When it comes to protecting LGBTQ rights– including the vital issues affecting same-sex couples- individual cities are doing a better job than states, according an annual Human Rights Campaign report. Read on for the full story.
Cities Protect Same-Sex Couples & Other LGBTQ+ Rights Better Than States, HRC Study Shows
Each year, the Human Rights Campaign (HRC) releases an annual report rating municipalities throughout the U.S. on LGBTQ inclusion. According to their 2020 report, “a record-setting national average shows that localities continue to lead the way on equality, even in times of national crisis and absent state and federal leadership.” In other words, individual cities are doing more to protect LGBTQ rights than states or even the federal government.
HRC’s report explains that cities continue to take “decisive steps to safeguard LGBTQ people,” even while both federal and state legislators work hard to block progress and roll back rights. In fact, 2020 was a record-breaking year, with 94 states earning the highest score. That’s up from 88 in 2019 and only 11 back in the first year of the MEI (2012).
Human Rights Campaign President Alphonso David said:
“The results of this year’s Municipality Equality Index show definitive evidence that our local leaders across the nation are standing up for equality – even as they faced headwinds from state governments or the Trump-Pence administration.”
Cities fought back against Trump’s attacks on LGBTQ rights
There is no question that the Trump administration made every effort to attack laws aimed to protect LGBTQ people, and our cities have responded with inclusivity and innovative public policy
Over the last four years, the Trump administration has attacked LGBTQ rights from nearly every angle, from banning transgender people from the military to siding with an adoption agency that discriminates against same-sex couples. While that case is still before the Supreme Court (and could still go either way), Trump’s Justice Department argued in favor of the agency, writing that “Philadelphia has impermissibly discriminated against religious exercise.”
David also told USA Today,
“In many instances, local nondiscrimination laws are the only layers of protection that LGBTQ people have. Because local officials are often the first and only line of protection against harmful prejudice and discrimination, it’s imperative that they fight to ensure inclusivity and equity for the most vulnerable, especially those who have multiple marginalized identities.”
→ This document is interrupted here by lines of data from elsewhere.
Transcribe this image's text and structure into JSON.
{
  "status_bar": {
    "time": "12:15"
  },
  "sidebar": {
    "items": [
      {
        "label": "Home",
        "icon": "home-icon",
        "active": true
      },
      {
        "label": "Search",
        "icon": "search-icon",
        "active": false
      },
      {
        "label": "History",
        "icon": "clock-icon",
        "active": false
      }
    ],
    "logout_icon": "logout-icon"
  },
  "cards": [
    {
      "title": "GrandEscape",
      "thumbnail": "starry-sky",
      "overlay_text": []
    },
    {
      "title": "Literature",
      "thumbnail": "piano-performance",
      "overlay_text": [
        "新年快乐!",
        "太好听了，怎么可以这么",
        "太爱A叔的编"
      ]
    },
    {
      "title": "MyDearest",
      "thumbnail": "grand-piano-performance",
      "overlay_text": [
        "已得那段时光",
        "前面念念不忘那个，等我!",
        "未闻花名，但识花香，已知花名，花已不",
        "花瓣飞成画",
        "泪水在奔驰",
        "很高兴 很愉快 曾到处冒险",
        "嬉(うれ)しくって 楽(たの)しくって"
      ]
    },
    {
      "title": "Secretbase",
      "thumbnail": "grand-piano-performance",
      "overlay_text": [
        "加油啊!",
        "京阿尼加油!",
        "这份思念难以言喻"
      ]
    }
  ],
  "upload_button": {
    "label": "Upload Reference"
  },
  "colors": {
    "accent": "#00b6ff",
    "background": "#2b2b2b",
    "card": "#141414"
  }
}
What Does the Human Rights Campaign Municipality Index Rating Look At?
The HRC rating looks at numerous factors affecting same-sex marriage and LGBTQ+ rights in determining the overall score. Cities with the highest marks are those with low LGBTQ hate crime statistics (according to the FBI) and that provide services to LGBTQ youth as well as people living with HIV or AIDS, USA Today explains.
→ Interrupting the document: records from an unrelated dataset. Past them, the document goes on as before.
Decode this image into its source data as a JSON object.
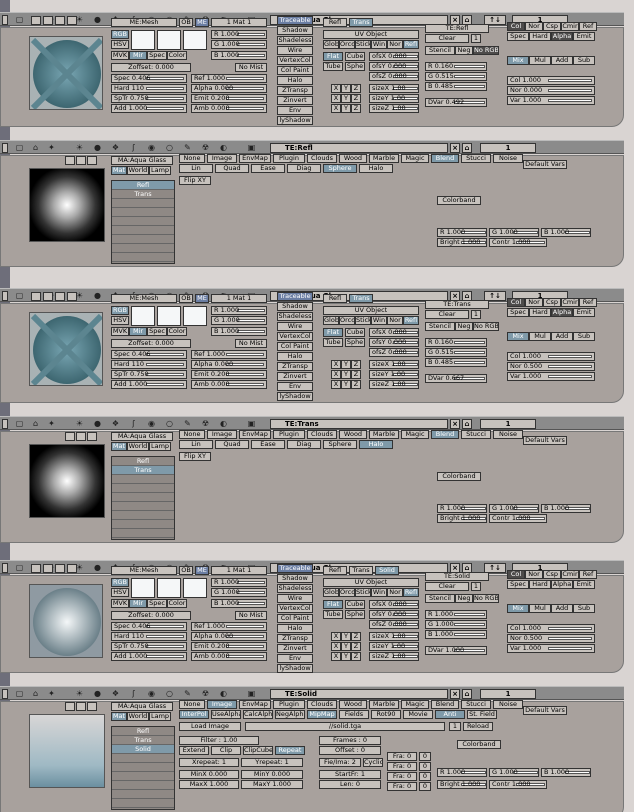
{
  "sections": [
    {
      "top_header": {
        "title": "MA:Aqua Glass",
        "num": "1",
        "sep": "Sep!"
      },
      "mat": {
        "me_label": "ME:Mesh",
        "ob": "OB",
        "me": "ME",
        "mat_num": "1 Mat 1",
        "rgb": "RGB",
        "hsv": "HSV",
        "mode_row": [
          "MVK",
          "Mir",
          "Spec",
          "Color"
        ],
        "r": "R 1.000",
        "g": "G 1.000",
        "b": "B 1.000",
        "zoffs": "Zoffset: 0.000",
        "nomist": "No Mist",
        "spec": "Spec 0.406",
        "hard": "Hard 110",
        "sptr": "SpTr 0.750",
        "add": "Add 1.000",
        "ref": "Ref 1.000",
        "alpha": "Alpha 0.000",
        "emit": "Emit 0.200",
        "amb": "Amb 0.000",
        "mid": [
          "Traceable",
          "Shadow",
          "Shadeless",
          "Wire",
          "VertexCol",
          "Col Paint",
          "Halo",
          "ZTransp",
          "Zinvert",
          "Env",
          "lyShadow"
        ],
        "tabs": [
          "Refl",
          "Trans"
        ],
        "uv": "UV Object",
        "maprow": [
          "Glob",
          "Orco",
          "Stick",
          "Win",
          "Nor",
          "Refl"
        ],
        "flat": "Flat",
        "cube": "Cube",
        "tube": "Tube",
        "sphe": "Sphe",
        "ofs": [
          "ofsX 0.000",
          "ofsY 0.000",
          "ofsZ 0.000"
        ],
        "size": [
          "sizeX 1.00",
          "sizeY 1.00",
          "sizeZ 1.00"
        ],
        "xyz": [
          "X",
          "Y",
          "Z"
        ],
        "te": "TE:Refl",
        "clear": "Clear",
        "one": "1",
        "stencil": [
          "Stencil",
          "Neg",
          "No RGB"
        ],
        "rgbv": [
          "R 0.160",
          "G 0.515",
          "B 0.485"
        ],
        "dvar": "DVar 0.492",
        "right1": [
          "Col",
          "Nor",
          "Csp",
          "Cmir",
          "Ref"
        ],
        "right2": [
          "Spec",
          "Hard",
          "Alpha",
          "Emit"
        ],
        "blend": [
          "Mix",
          "Mul",
          "Add",
          "Sub"
        ],
        "colv": [
          "Col 1.000",
          "Nor 0.000",
          "Var 1.000"
        ]
      },
      "tex_header": {
        "title": "TE:Refl",
        "num": "1"
      },
      "tex": {
        "ma": "MA:Aqua Glass",
        "src": [
          "Mat",
          "World",
          "Lamp"
        ],
        "types1": [
          "None",
          "Image",
          "EnvMap",
          "Plugin",
          "Clouds",
          "Wood",
          "Marble",
          "Magic",
          "Blend",
          "Stucci",
          "Noise"
        ],
        "types2": [
          "Lin",
          "Quad",
          "Ease",
          "Diag",
          "Sphere",
          "Halo"
        ],
        "default": "Default Vars",
        "list": [
          "Refl",
          "Trans",
          "",
          "",
          "",
          "",
          "",
          "",
          ""
        ],
        "flip": "Flip XY",
        "colorband": "Colorband",
        "rgb": [
          "R 1.000",
          "G 1.000",
          "B 1.000"
        ],
        "bright": "Bright 1.000",
        "contr": "Contr 1.000"
      }
    },
    {
      "top_header": {
        "title": "MA:Aqua Glass",
        "num": "1",
        "sep": "Sep!"
      },
      "mat": {
        "me_label": "ME:Mesh",
        "ob": "OB",
        "me": "ME",
        "mat_num": "1 Mat 1",
        "rgb": "RGB",
        "hsv": "HSV",
        "mode_row": [
          "MVK",
          "Mir",
          "Spec",
          "Color"
        ],
        "r": "R 1.000",
        "g": "G 1.000",
        "b": "B 1.000",
        "zoffs": "Zoffset: 0.000",
        "nomist": "No Mist",
        "spec": "Spec 0.406",
        "hard": "Hard 110",
        "sptr": "SpTr 0.750",
        "add": "Add 1.000",
        "ref": "Ref 1.000",
        "alpha": "Alpha 0.000",
        "emit": "Emit 0.200",
        "amb": "Amb 0.000",
        "mid": [
          "Traceable",
          "Shadow",
          "Shadeless",
          "Wire",
          "VertexCol",
          "Col Paint",
          "Halo",
          "ZTransp",
          "Zinvert",
          "Env",
          "lyShadow"
        ],
        "tabs": [
          "Refl",
          "Trans"
        ],
        "uv": "UV Object",
        "maprow": [
          "Glob",
          "Orco",
          "Stick",
          "Win",
          "Nor",
          "Refl"
        ],
        "flat": "Flat",
        "cube": "Cube",
        "tube": "Tube",
        "sphe": "Sphe",
        "ofs": [
          "ofsX 0.000",
          "ofsY 0.000",
          "ofsZ 0.000"
        ],
        "size": [
          "sizeX 1.00",
          "sizeY 1.00",
          "sizeZ 1.00"
        ],
        "xyz": [
          "X",
          "Y",
          "Z"
        ],
        "te": "TE:Trans",
        "clear": "Clear",
        "one": "1",
        "stencil": [
          "Stencil",
          "Neg",
          "No RGB"
        ],
        "rgbv": [
          "R 0.160",
          "G 0.515",
          "B 0.485"
        ],
        "dvar": "DVar 0.667",
        "right1": [
          "Col",
          "Nor",
          "Csp",
          "Cmir",
          "Ref"
        ],
        "right2": [
          "Spec",
          "Hard",
          "Alpha",
          "Emit"
        ],
        "blend": [
          "Mix",
          "Mul",
          "Add",
          "Sub"
        ],
        "colv": [
          "Col 1.000",
          "Nor 0.500",
          "Var 1.000"
        ]
      },
      "tex_header": {
        "title": "TE:Trans",
        "num": "1"
      },
      "tex": {
        "ma": "MA:Aqua Glass",
        "src": [
          "Mat",
          "World",
          "Lamp"
        ],
        "types1": [
          "None",
          "Image",
          "EnvMap",
          "Plugin",
          "Clouds",
          "Wood",
          "Marble",
          "Magic",
          "Blend",
          "Stucci",
          "Noise"
        ],
        "types2": [
          "Lin",
          "Quad",
          "Ease",
          "Diag",
          "Sphere",
          "Halo"
        ],
        "default": "Default Vars",
        "list": [
          "Refl",
          "Trans",
          "",
          "",
          "",
          "",
          "",
          "",
          ""
        ],
        "flip": "Flip XY",
        "colorband": "Colorband",
        "rgb": [
          "R 1.000",
          "G 1.000",
          "B 1.000"
        ],
        "bright": "Bright 1.000",
        "contr": "Contr 1.000"
      }
    },
    {
      "top_header": {
        "title": "MA:Aqua Glass",
        "num": "1",
        "sep": "SepT"
      },
      "mat": {
        "me_label": "ME:Mesh",
        "ob": "OB",
        "me": "ME",
        "mat_num": "1 Mat 1",
        "rgb": "RGB",
        "hsv": "HSV",
        "mode_row": [
          "MVK",
          "Mir",
          "Spec",
          "Color"
        ],
        "r": "R 1.000",
        "g": "G 1.000",
        "b": "B 1.000",
        "zoffs": "Zoffset: 0.000",
        "nomist": "No Mist",
        "spec": "Spec 0.406",
        "hard": "Hard 110",
        "sptr": "SpTr 0.750",
        "add": "Add 1.000",
        "ref": "Ref 1.000",
        "alpha": "Alpha 0.000",
        "emit": "Emit 0.200",
        "amb": "Amb 0.000",
        "mid": [
          "Traceable",
          "Shadow",
          "Shadeless",
          "Wire",
          "VertexCol",
          "Col Paint",
          "Halo",
          "ZTransp",
          "Zinvert",
          "Env",
          "lyShadow"
        ],
        "tabs": [
          "Refl",
          "Trans",
          "Solid"
        ],
        "uv": "UV Object",
        "maprow": [
          "Glob",
          "Orco",
          "Stick",
          "Win",
          "Nor",
          "Refl"
        ],
        "flat": "Flat",
        "cube": "Cube",
        "tube": "Tube",
        "sphe": "Sphe",
        "ofs": [
          "ofsX 0.000",
          "ofsY 0.000",
          "ofsZ 0.000"
        ],
        "size": [
          "sizeX 1.00",
          "sizeY 1.00",
          "sizeZ 1.00"
        ],
        "xyz": [
          "X",
          "Y",
          "Z"
        ],
        "te": "TE:Solid",
        "clear": "Clear",
        "one": "1",
        "stencil": [
          "Stencil",
          "Neg",
          "No RGB"
        ],
        "rgbv": [
          "R 1.000",
          "G 1.000",
          "B 1.000"
        ],
        "dvar": "DVar 1.000",
        "right1": [
          "Col",
          "Nor",
          "Csp",
          "Cmir",
          "Ref"
        ],
        "right2": [
          "Spec",
          "Hard",
          "Alpha",
          "Emit"
        ],
        "blend": [
          "Mix",
          "Mul",
          "Add",
          "Sub"
        ],
        "colv": [
          "Col 1.000",
          "Nor 0.500",
          "Var 1.000"
        ]
      },
      "tex_header": {
        "title": "TE:Solid",
        "num": "1"
      },
      "tex": {
        "ma": "MA:Aqua Glass",
        "src": [
          "Mat",
          "World",
          "Lamp"
        ],
        "types1": [
          "None",
          "Image",
          "EnvMap",
          "Plugin",
          "Clouds",
          "Wood",
          "Marble",
          "Magic",
          "Blend",
          "Stucci",
          "Noise"
        ],
        "types2": [
          "InterPol",
          "UseAlpha",
          "CalcAlpha",
          "NegAlpha",
          "MipMap",
          "Fields",
          "Rot90",
          "Movie",
          "Anti",
          "St. Field"
        ],
        "default": "Default Vars",
        "list": [
          "Refl",
          "Trans",
          "Solid",
          "",
          "",
          "",
          "",
          "",
          ""
        ],
        "loadimage": "Load Image",
        "path": "//solid.tga",
        "one": "1",
        "reload": "Reload",
        "filter": "Filter : 1.00",
        "frames": "Frames : 0",
        "offset": "Offset : 0",
        "ext": [
          "Extend",
          "Clip",
          "ClipCube",
          "Repeat"
        ],
        "xrep": "Xrepeat: 1",
        "yrep": "Yrepeat: 1",
        "fie": "Fie/Ima: 2",
        "cyclic": "Cyclic",
        "minx": "MinX 0.000",
        "miny": "MinY 0.000",
        "startfr": "StartFr: 1",
        "maxx": "MaxX 1.000",
        "maxy": "MaxY 1.000",
        "len": "Len: 0",
        "fra": [
          "Fra: 0",
          "Fra: 0",
          "Fra: 0",
          "Fra: 0"
        ],
        "zeros": [
          "0",
          "0",
          "0",
          "0"
        ],
        "colorband": "Colorband",
        "rgb": [
          "R 1.000",
          "G 1.000",
          "B 1.000"
        ],
        "bright": "Bright 1.000",
        "contr": "Contr 1.000"
      }
    }
  ]
}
According to the full report, many cities on the list- including Savannah, Georgia- enacted laws protecting against discrimination in employment, housing, and public accommodations. Other cities- such as Alexandria, Virginia- strengthened gender identity protections. Many cities also enacted laws against conversion therapy.
Some highlights include:
- 429 cities with employment policies that include sexual orientation and/or gender identity protections
- 188 cities that require contractors to have non-discrimination policies that include sexual orientation and/or gender identity
- 179 cities that offer transgender-inclusive health care for city employees
- 127 cities offering equal benefits to same-sex partners of city employees, as well as their legal dependents.
- 38 states saw their averages increase since the 2019 MEI, including North Dakota, Nebraska, Virginia, and Kansas.
- 61 “All-Star” cities scored 85 points even though their states offer no protections for LGBTQ people.
- 61 states have an openly LGBTQ official in senior leadership positions.
Check out the full report, which includes a searchable database to find your own city and detailed scorecards for every city included in the index.
Does your city do more to protect same-sex marriage and other LGBTQ+ rights than your state? Share your thoughts below.
Brittany (her friends call her Britt) is living the good life with her wife and daughter in the “middle of nowhere.” Surrounded by trees and wildlife, there’s always something new to explore! When she’s not out hiking or indulging in her bird-watching obsession, she loves playing board games with her family. She holds the family record for the most consecutive Trivial Pursuit wins.